  • Inefficiency Propagation — A single delay doesn’t just impact that flight. Late arrival may lead to departure delay for the next flight mission; passengers may miss connections and crew timeout can delay flights downstream.
  • Intangibles — Although difficult to quantify, brand erosion, decaying industry confidence and various other operational costs are incurred when operational efficiency is not optimized.

An airline with 650 daily flights is expected to receive an average of $1.3M annual saving from fuel and flight time using predictive airport analytics.

Evaluating Predictive Solutions

Selecting the right predictive solution is critical in obtaining correct impact estimations. When looking at a predictive solution, it is critical to examine the following four attributes:

  • Superior weather forecast capabilities are a must. The best predictive models will fail if inaccurate weather data is fed into the system. Select a solution that has proven, global weather forecast capabilities.
  • Building an accurate model takes significant skill and robust set of data points. Look for solution providers who have put in the hard work to build sustainable algorithms and machine learning techniques.
  • No operation can afford to rework their entire operational framework. Look for a solution that is already integrated into existing systems.
  • Seek solutions that have taken sufficient time to validate and verify the accuracy of their predictive model. Quality solution provides will be able to explain their testing methodologies.

Three Critical Benefits of Predictive Analytics

  • Reduced Unplanned Fuel Burn — With better taxi time, configuration and airport congestion predictions, carriers are able to burn less fuel during taxiing and carry less contingency fuel during the operations. As a result, carriers can reduce unplanned fuel cost.
  • Reduce Excessive Flight Time — With better taxi time, configuration and airport congestion predictions, carriers are able to avoid unnecessary taxi out delay by taxiing toward the right departure runways. In addition, airlines are able to select the routes aiming toward the predicted arrival direction to avoid vectoring in the terminal airspace.
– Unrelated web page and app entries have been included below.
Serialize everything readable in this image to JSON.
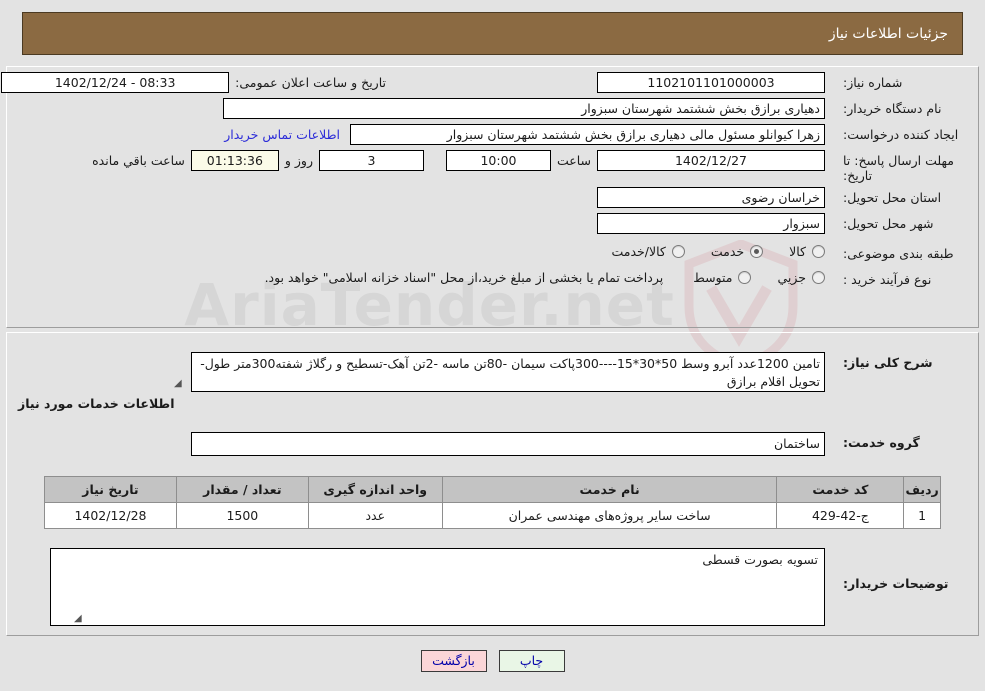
{
  "header": {
    "title": "جزئیات اطلاعات نیاز"
  },
  "form": {
    "need_number_label": "شماره نیاز:",
    "need_number_value": "1102101101000003",
    "public_announce_label": "تاریخ و ساعت اعلان عمومی:",
    "public_announce_value": "08:33 - 1402/12/24",
    "buyer_org_label": "نام دستگاه خریدار:",
    "buyer_org_value": "دهیاری برازق بخش ششتمد شهرستان سبزوار",
    "creator_label": "ایجاد کننده درخواست:",
    "creator_value": "زهرا کیوانلو مسئول مالی دهیاری برازق بخش ششتمد شهرستان سبزوار",
    "contact_link": "اطلاعات تماس خریدار",
    "deadline_label": "مهلت ارسال پاسخ: تا تاریخ:",
    "deadline_date": "1402/12/27",
    "hour_word": "ساعت",
    "deadline_time": "10:00",
    "days_value": "3",
    "days_word": "روز و",
    "countdown_value": "01:13:36",
    "remaining_word": "ساعت باقي مانده",
    "province_label": "استان محل تحویل:",
    "province_value": "خراسان رضوی",
    "city_label": "شهر محل تحویل:",
    "city_value": "سبزوار",
    "category_label": "طبقه بندی موضوعی:",
    "category_options": [
      {
        "label": "کالا",
        "selected": false
      },
      {
        "label": "خدمت",
        "selected": true
      },
      {
        "label": "کالا/خدمت",
        "selected": false
      }
    ],
    "process_label": "نوع فرآیند خرید :",
    "process_options": [
      {
        "label": "جزیي",
        "selected": false
      },
      {
        "label": "متوسط",
        "selected": false
      }
    ],
    "process_note": "پرداخت تمام یا بخشی از مبلغ خرید،از محل \"اسناد خزانه اسلامی\" خواهد بود."
  },
  "description": {
    "label": "شرح کلی نیاز:",
    "value": "تامین 1200عدد آبرو وسط 50*30*15----300پاکت سیمان -80تن ماسه -2تن آهک-تسطیح و رگلاژ شفته300متر طول-تحویل اقلام برازق"
  },
  "services": {
    "section_title": "اطلاعات خدمات مورد نیاز",
    "group_label": "گروه خدمت:",
    "group_value": "ساختمان",
    "columns": [
      "ردیف",
      "کد خدمت",
      "نام خدمت",
      "واحد اندازه گیری",
      "تعداد / مقدار",
      "تاریخ نیاز"
    ],
    "rows": [
      {
        "radif": "1",
        "code": "ج-42-429",
        "name": "ساخت سایر پروژه‌های مهندسی عمران",
        "unit": "عدد",
        "qty": "1500",
        "date": "1402/12/28"
      }
    ]
  },
  "notes": {
    "label": "توضیحات خریدار:",
    "value": "تسویه بصورت قسطی"
  },
  "buttons": {
    "print": "چاپ",
    "back": "بازگشت"
  },
  "colors": {
    "header_bg": "#8b6a42",
    "link": "#2b2bd8",
    "print_btn": "#e9f6e6",
    "back_btn": "#fbd6d8",
    "highlight_field": "#fbfbe8"
  }
}
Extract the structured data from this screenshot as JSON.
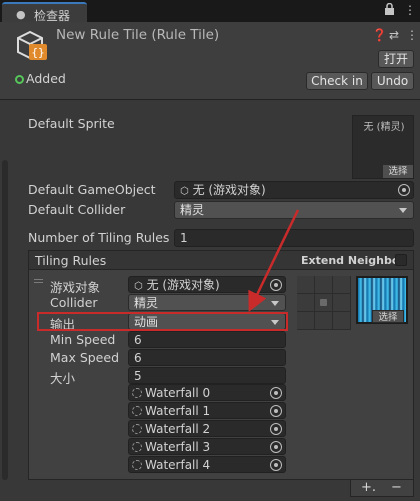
{
  "tab": {
    "title": "检查器",
    "icon": "info-icon"
  },
  "toolbar": {
    "lock_icon": "lock-icon",
    "menu_icon": "more-vert-icon"
  },
  "header": {
    "title": "New Rule Tile (Rule Tile)",
    "open_label": "打开",
    "checkin_label": "Check in",
    "undo_label": "Undo",
    "status_label": "Added"
  },
  "props": {
    "default_sprite_label": "Default Sprite",
    "sprite_none": "无 (精灵)",
    "sprite_select": "选择",
    "default_gameobject_label": "Default GameObject",
    "default_gameobject_value": "无 (游戏对象)",
    "default_collider_label": "Default Collider",
    "default_collider_value": "精灵",
    "tiling_rules_count_label": "Number of Tiling Rules",
    "tiling_rules_count_value": "1"
  },
  "rules": {
    "title": "Tiling Rules",
    "extend_neighbor": "Extend Neighbor",
    "gameobject_label": "游戏对象",
    "gameobject_value": "无 (游戏对象)",
    "collider_label": "Collider",
    "collider_value": "精灵",
    "output_label": "输出",
    "output_value": "动画",
    "min_speed_label": "Min Speed",
    "min_speed_value": "6",
    "max_speed_label": "Max Speed",
    "max_speed_value": "6",
    "size_label": "大小",
    "size_value": "5",
    "sprites": [
      "Waterfall 0",
      "Waterfall 1",
      "Waterfall 2",
      "Waterfall 3",
      "Waterfall 4"
    ],
    "preview_select": "选择",
    "add_label": "+.",
    "remove_label": "−"
  },
  "colors": {
    "accent": "#3a79bb",
    "added": "#56c65a",
    "annotation": "#c92b2b"
  }
}
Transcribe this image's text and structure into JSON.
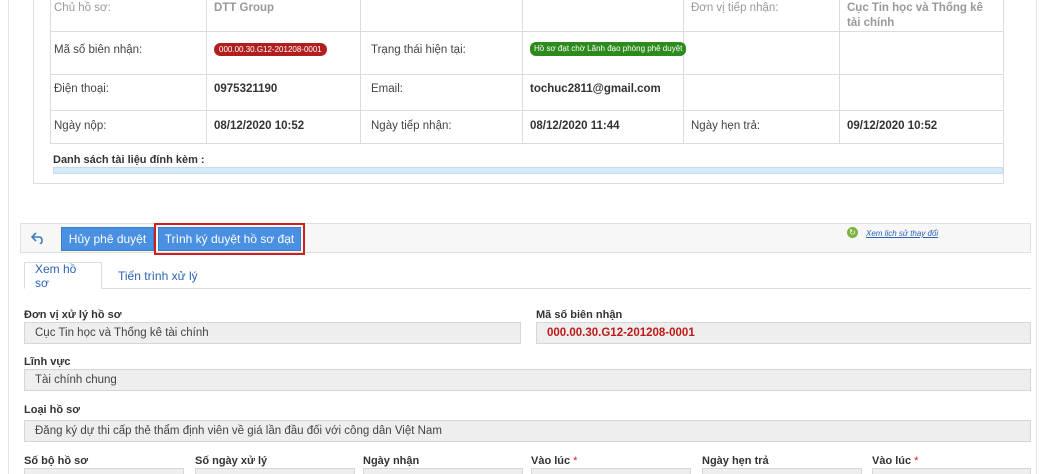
{
  "info": {
    "top_row": {
      "label1": "Chủ hồ sơ:",
      "value1": "DTT Group",
      "label2": "Đơn vị tiếp nhận:",
      "value2": "Cục Tin học và Thống kê tài chính"
    },
    "receipt_label": "Mã số biên nhận:",
    "receipt_value": "000.00.30.G12-201208-0001",
    "status_label": "Trạng thái hiện tại:",
    "status_value": "Hồ sơ đạt chờ Lãnh đạo phòng phê duyệt",
    "phone_label": "Điện thoại:",
    "phone_value": "0975321190",
    "email_label": "Email:",
    "email_value": "tochuc2811@gmail.com",
    "submit_label": "Ngày nộp:",
    "submit_value": "08/12/2020 10:52",
    "received_label": "Ngày tiếp nhận:",
    "received_value": "08/12/2020 11:44",
    "due_label": "Ngày hẹn trả:",
    "due_value": "09/12/2020 10:52",
    "attachments_label": "Danh sách tài liệu đính kèm :"
  },
  "toolbar": {
    "cancel_label": "Hủy phê duyệt",
    "submit_label": "Trình ký duyệt hồ sơ đạt",
    "history_link": "Xem lịch sử thay đổi"
  },
  "tabs": [
    {
      "label": "Xem hồ sơ"
    },
    {
      "label": "Tiến trình xử lý"
    }
  ],
  "form": {
    "unit_label": "Đơn vị xử lý hồ sơ",
    "unit_value": "Cục Tin học và Thống kê tài chính",
    "receipt_label": "Mã số biên nhận",
    "receipt_value": "000.00.30.G12-201208-0001",
    "field_label": "Lĩnh vực",
    "field_value": "Tài chính chung",
    "type_label": "Loại hồ sơ",
    "type_value": "Đăng ký dự thi cấp thẻ thẩm định viên về giá lần đầu đối với công dân Việt Nam",
    "bottom_labels": [
      "Số bộ hồ sơ",
      "Số ngày xử lý",
      "Ngày nhận",
      "Vào lúc",
      "Ngày hẹn trả",
      "Vào lúc"
    ]
  },
  "colors": {
    "accent": "#4a90e2",
    "highlight": "#d11d1d",
    "status_green": "#2d8a1c",
    "receipt_red": "#b01e1e"
  }
}
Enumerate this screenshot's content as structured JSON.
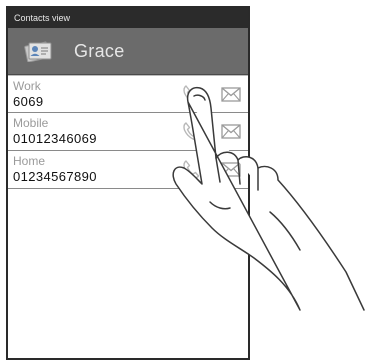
{
  "status_bar": {
    "title": "Contacts view"
  },
  "header": {
    "name": "Grace",
    "icon": "contact-card-icon"
  },
  "entries": [
    {
      "label": "Work",
      "value": "6069"
    },
    {
      "label": "Mobile",
      "value": "01012346069"
    },
    {
      "label": "Home",
      "value": "01234567890"
    }
  ],
  "icons": {
    "call": "phone-handset-icon",
    "message": "envelope-icon",
    "overlay": "pointing-hand"
  },
  "colors": {
    "status_bar": "#2b2b2b",
    "header": "#6b6b6b",
    "label": "#9a9a9a",
    "value": "#111111"
  }
}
For example, by acquiring better situational awareness at JFK airport, Delta saved an estimated 228 hours in excessive taxi time in just one quarter.
  • Reduce Delay Propagation — Carriers can reduce initial flight delays by taking proactive actions using insights from predictive airport analytics, further mitigating the downstream delay propagation impact.
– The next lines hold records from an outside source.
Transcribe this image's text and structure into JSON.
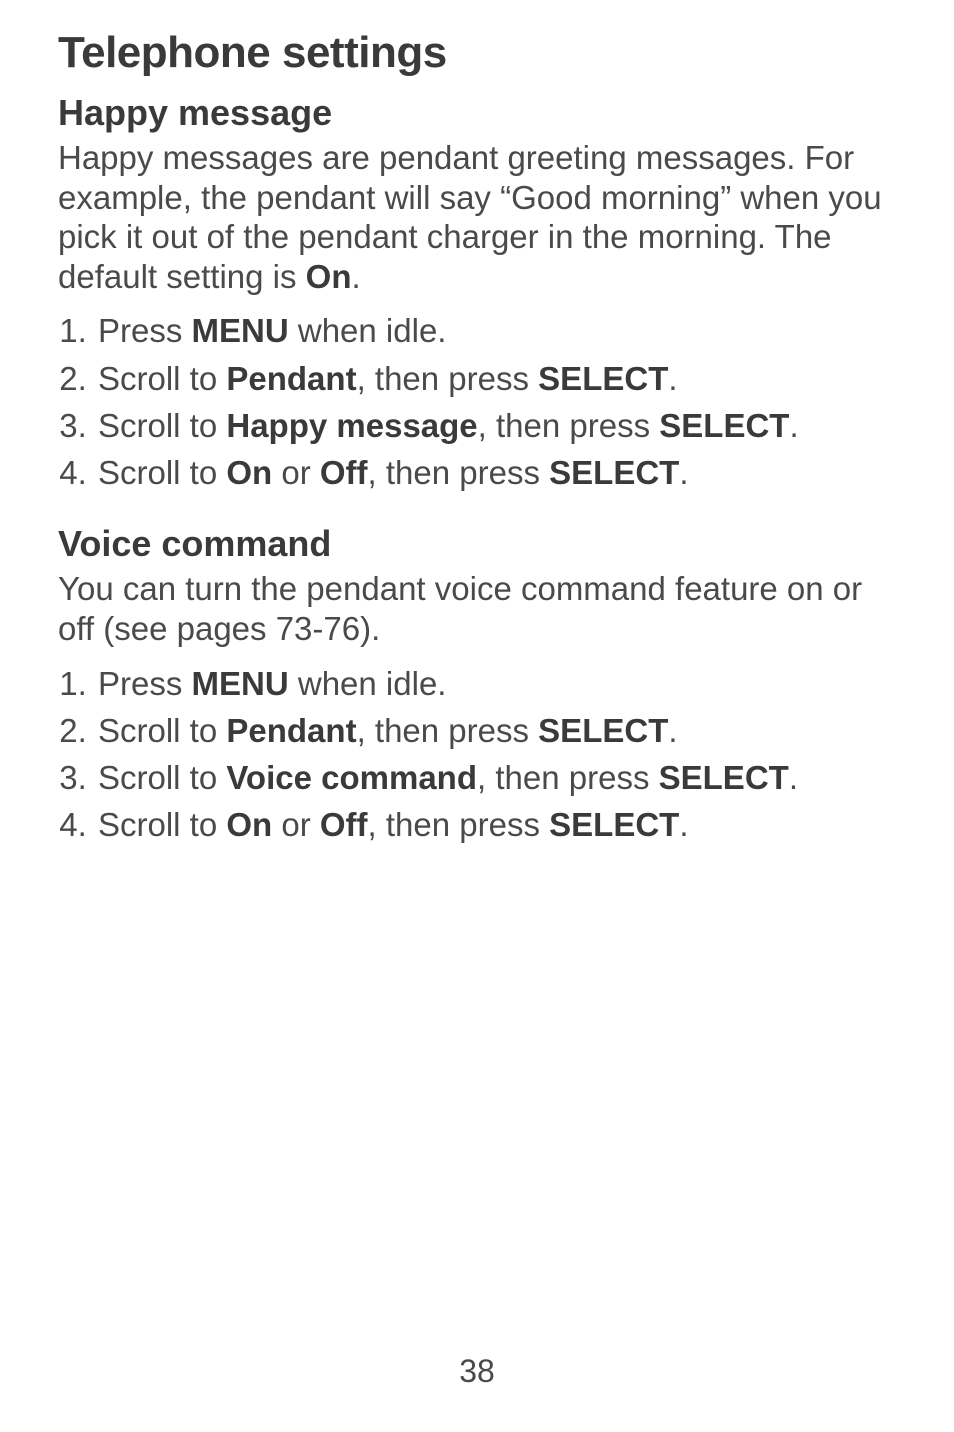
{
  "page_title": "Telephone settings",
  "section1": {
    "heading": "Happy message",
    "body_parts": [
      "Happy messages are pendant greeting messages. For example, the pendant will say “Good morning” when you pick it out of the pendant charger in the morning. The default setting is ",
      "On",
      "."
    ],
    "steps": [
      [
        "Press ",
        "MENU",
        " when idle."
      ],
      [
        "Scroll to ",
        "Pendant",
        ", then press ",
        "SELECT",
        "."
      ],
      [
        "Scroll to ",
        "Happy message",
        ", then press ",
        "SELECT",
        "."
      ],
      [
        "Scroll to ",
        "On",
        " or ",
        "Off",
        ", then press ",
        "SELECT",
        "."
      ]
    ]
  },
  "section2": {
    "heading": "Voice command",
    "body_parts": [
      "You can turn the pendant voice command feature on or off (see pages 73-76)."
    ],
    "steps": [
      [
        "Press ",
        "MENU",
        " when idle."
      ],
      [
        "Scroll to ",
        "Pendant",
        ", then press ",
        "SELECT",
        "."
      ],
      [
        "Scroll to ",
        "Voice command",
        ", then press ",
        "SELECT",
        "."
      ],
      [
        "Scroll to ",
        "On",
        " or ",
        "Off",
        ", then press ",
        "SELECT",
        "."
      ]
    ]
  },
  "page_number": "38"
}
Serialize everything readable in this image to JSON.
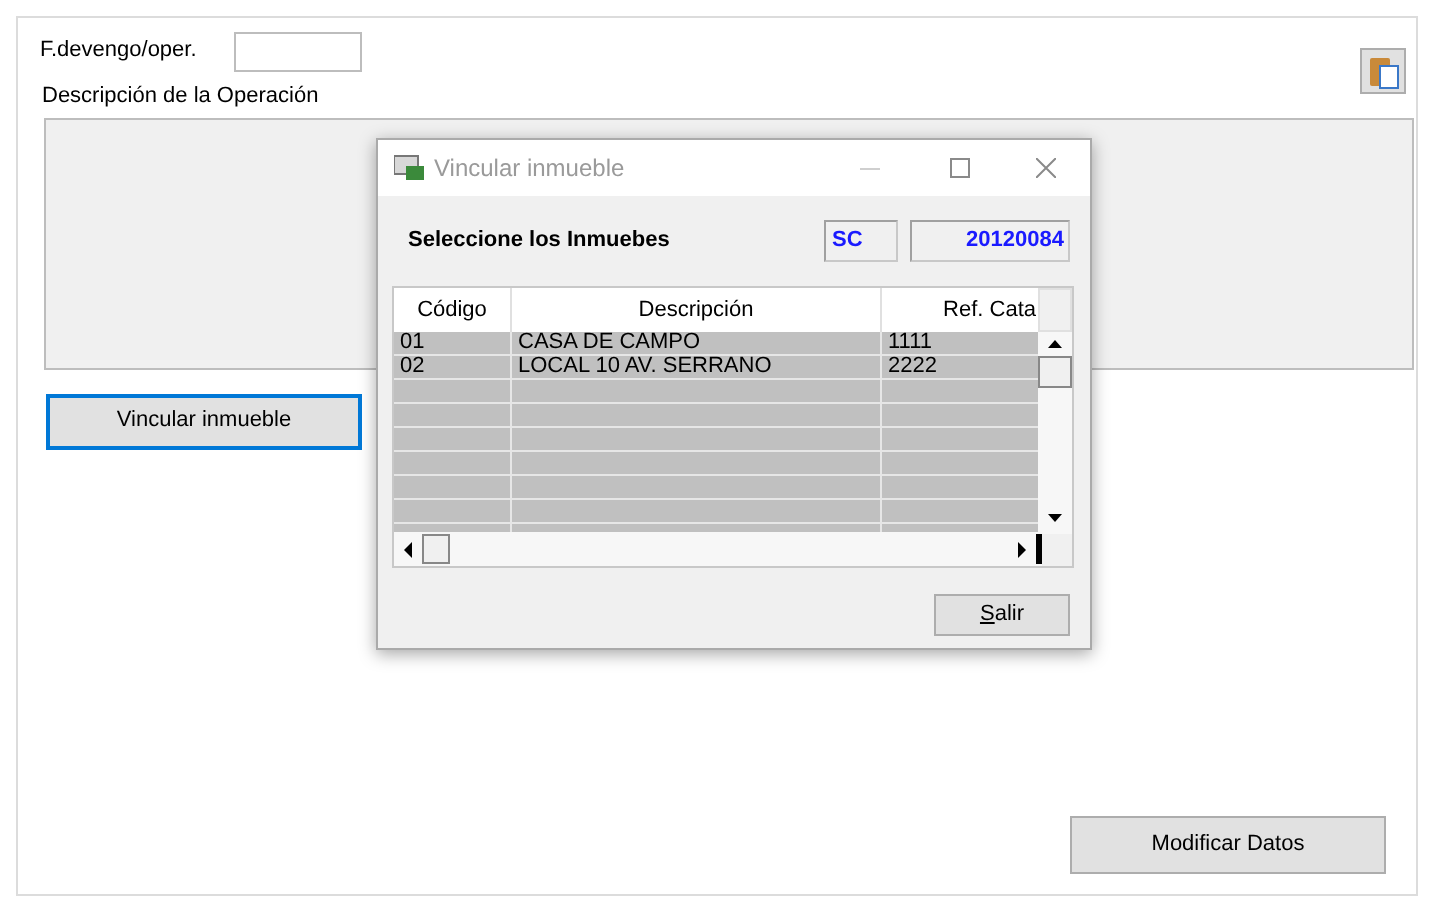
{
  "form": {
    "date_label": "F.devengo/oper.",
    "description_label": "Descripción de la Operación",
    "link_button": "Vincular inmueble",
    "modify_button": "Modificar Datos"
  },
  "dialog": {
    "title": "Vincular inmueble",
    "prompt": "Seleccione los Inmuebes",
    "code": "SC",
    "number": "20120084",
    "table": {
      "columns": [
        "Código",
        "Descripción",
        "Ref. Cata"
      ],
      "rows": [
        [
          "01",
          "CASA DE CAMPO",
          "1111"
        ],
        [
          "02",
          "LOCAL 10 AV. SERRANO",
          "2222"
        ]
      ]
    },
    "exit_button": "Salir"
  }
}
As adoption of this next wave of efficiency driving technology grows, airlines, airports and passengers alike will benefit. Early insight into congestion, runway configuration changes and taxi time at key airports will improve pro-active communications, optimize ground operations and enhance the flight planning process.
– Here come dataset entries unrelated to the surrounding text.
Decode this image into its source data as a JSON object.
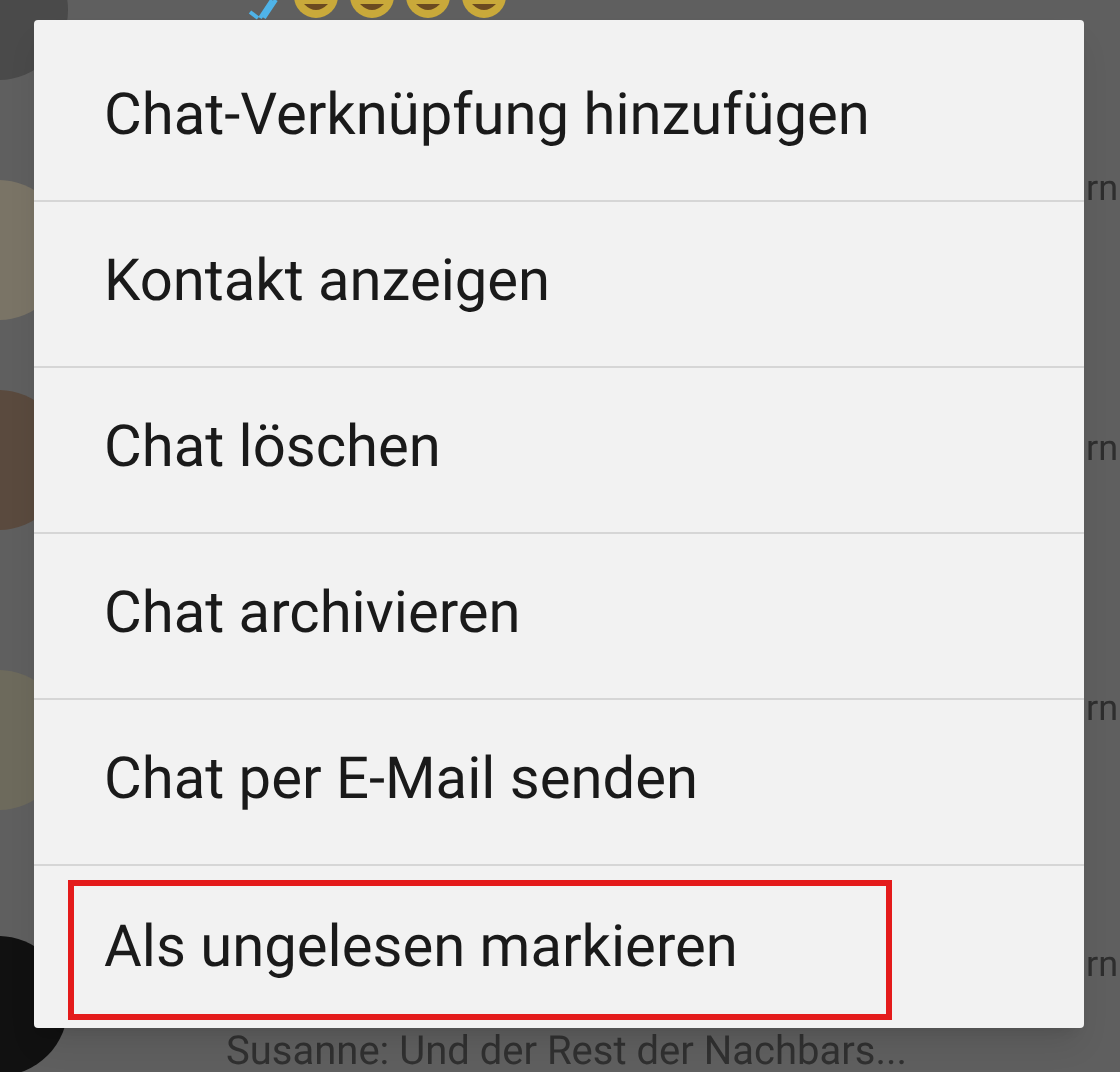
{
  "background": {
    "chats": [
      {
        "time": "rn"
      },
      {
        "time": "rn"
      },
      {
        "time": "rn"
      },
      {
        "time": "rn"
      }
    ],
    "last_preview": "Susanne: Und der Rest der Nachbars..."
  },
  "menu": {
    "items": [
      {
        "label": "Chat-Verknüpfung hinzufügen",
        "highlighted": false
      },
      {
        "label": "Kontakt anzeigen",
        "highlighted": false
      },
      {
        "label": "Chat löschen",
        "highlighted": false
      },
      {
        "label": "Chat archivieren",
        "highlighted": false
      },
      {
        "label": "Chat per E-Mail senden",
        "highlighted": false
      },
      {
        "label": "Als ungelesen markieren",
        "highlighted": true
      }
    ]
  }
}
Mark D. Miller is senior vice president and general manager of Decision Support at The Weather Company, an IBM Business. Miller joined The Weather Company in 1998 as a senior product manager for the Weather Pro product line, serving the broadcast and cable markets. He has also held the positions of director of content and new media for and director of aviation products. Since 2008, he has served as the The Weather Company ’s vice president and general manager of the aviation and government businesses. Miller oversees the company’s suite of aviation solutions serving global civil, military, commercial, business, and private aviation markets as well as the company's Energy & Risk division.